Exercise: The data should be written out in full, exactly as it stands, and the pictures dropped.
————————
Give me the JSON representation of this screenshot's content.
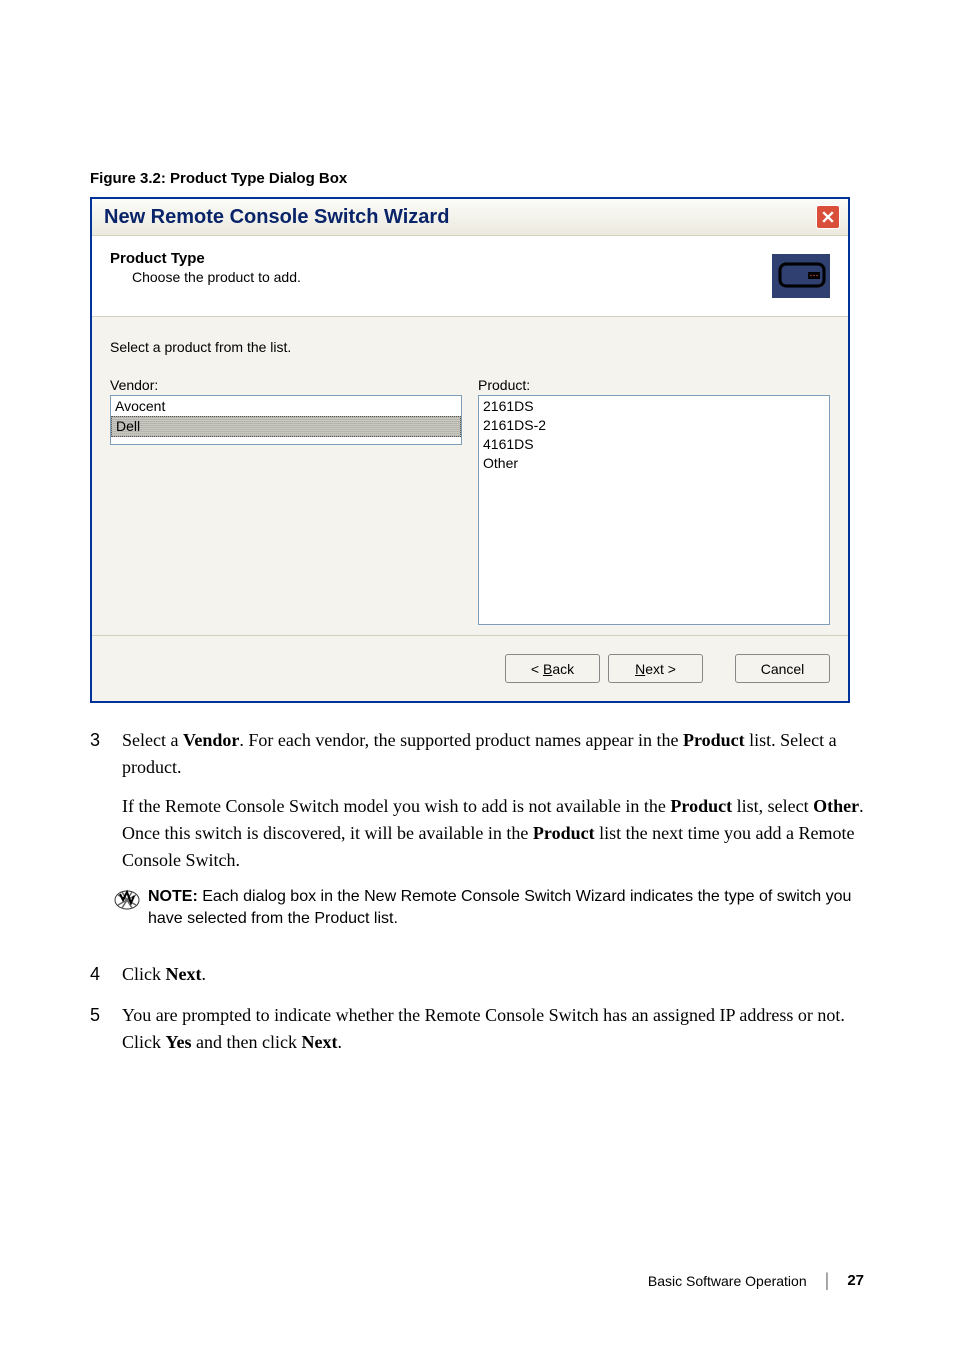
{
  "figure_caption": "Figure 3.2: Product Type Dialog Box",
  "dialog": {
    "title": "New Remote Console Switch Wizard",
    "header_title": "Product Type",
    "header_sub": "Choose the product to add.",
    "instruction": "Select a product from the list.",
    "vendor_label": "Vendor:",
    "product_label": "Product:",
    "vendors": [
      "Avocent",
      "Dell"
    ],
    "products": [
      "2161DS",
      "2161DS-2",
      "4161DS",
      "Other"
    ],
    "btn_back_pre": "< ",
    "btn_back_u": "B",
    "btn_back_post": "ack",
    "btn_next_u": "N",
    "btn_next_post": "ext >",
    "btn_cancel": "Cancel"
  },
  "steps": {
    "s3_num": "3",
    "s3_p1_a": "Select a ",
    "s3_p1_b": "Vendor",
    "s3_p1_c": ". For each vendor, the supported product names appear in the ",
    "s3_p1_d": "Product",
    "s3_p1_e": " list. Select a product.",
    "s3_p2_a": "If the Remote Console Switch model you wish to add is not available in the ",
    "s3_p2_b": "Product",
    "s3_p2_c": " list, select ",
    "s3_p2_d": "Other",
    "s3_p2_e": ". Once this switch is discovered, it will be available in the ",
    "s3_p2_f": "Product",
    "s3_p2_g": " list the next time you add a Remote Console Switch.",
    "note_label": "NOTE:",
    "note_text": " Each dialog box in the New Remote Console Switch Wizard indicates the type of switch you have selected from the Product list.",
    "s4_num": "4",
    "s4_a": "Click ",
    "s4_b": "Next",
    "s4_c": ".",
    "s5_num": "5",
    "s5_a": "You are prompted to indicate whether the Remote Console Switch has an assigned IP address or not. Click ",
    "s5_b": "Yes",
    "s5_c": " and then click ",
    "s5_d": "Next",
    "s5_e": "."
  },
  "footer": {
    "section": "Basic Software Operation",
    "page": "27"
  }
}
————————
Response to this task:
Give me the JSON representation of this screenshot's content.
{
  "figure_caption": "Figure 3.2: Product Type Dialog Box",
  "dialog": {
    "title": "New Remote Console Switch Wizard",
    "header_title": "Product Type",
    "header_sub": "Choose the product to add.",
    "instruction": "Select a product from the list.",
    "vendor_label": "Vendor:",
    "product_label": "Product:",
    "vendors": [
      "Avocent",
      "Dell"
    ],
    "products": [
      "2161DS",
      "2161DS-2",
      "4161DS",
      "Other"
    ],
    "btn_back_pre": "< ",
    "btn_back_u": "B",
    "btn_back_post": "ack",
    "btn_next_u": "N",
    "btn_next_post": "ext >",
    "btn_cancel": "Cancel"
  },
  "steps": {
    "s3_num": "3",
    "s3_p1_a": "Select a ",
    "s3_p1_b": "Vendor",
    "s3_p1_c": ". For each vendor, the supported product names appear in the ",
    "s3_p1_d": "Product",
    "s3_p1_e": " list. Select a product.",
    "s3_p2_a": "If the Remote Console Switch model you wish to add is not available in the ",
    "s3_p2_b": "Product",
    "s3_p2_c": " list, select ",
    "s3_p2_d": "Other",
    "s3_p2_e": ". Once this switch is discovered, it will be available in the ",
    "s3_p2_f": "Product",
    "s3_p2_g": " list the next time you add a Remote Console Switch.",
    "note_label": "NOTE:",
    "note_text": " Each dialog box in the New Remote Console Switch Wizard indicates the type of switch you have selected from the Product list.",
    "s4_num": "4",
    "s4_a": "Click ",
    "s4_b": "Next",
    "s4_c": ".",
    "s5_num": "5",
    "s5_a": "You are prompted to indicate whether the Remote Console Switch has an assigned IP address or not. Click ",
    "s5_b": "Yes",
    "s5_c": " and then click ",
    "s5_d": "Next",
    "s5_e": "."
  },
  "footer": {
    "section": "Basic Software Operation",
    "page": "27"
  }
}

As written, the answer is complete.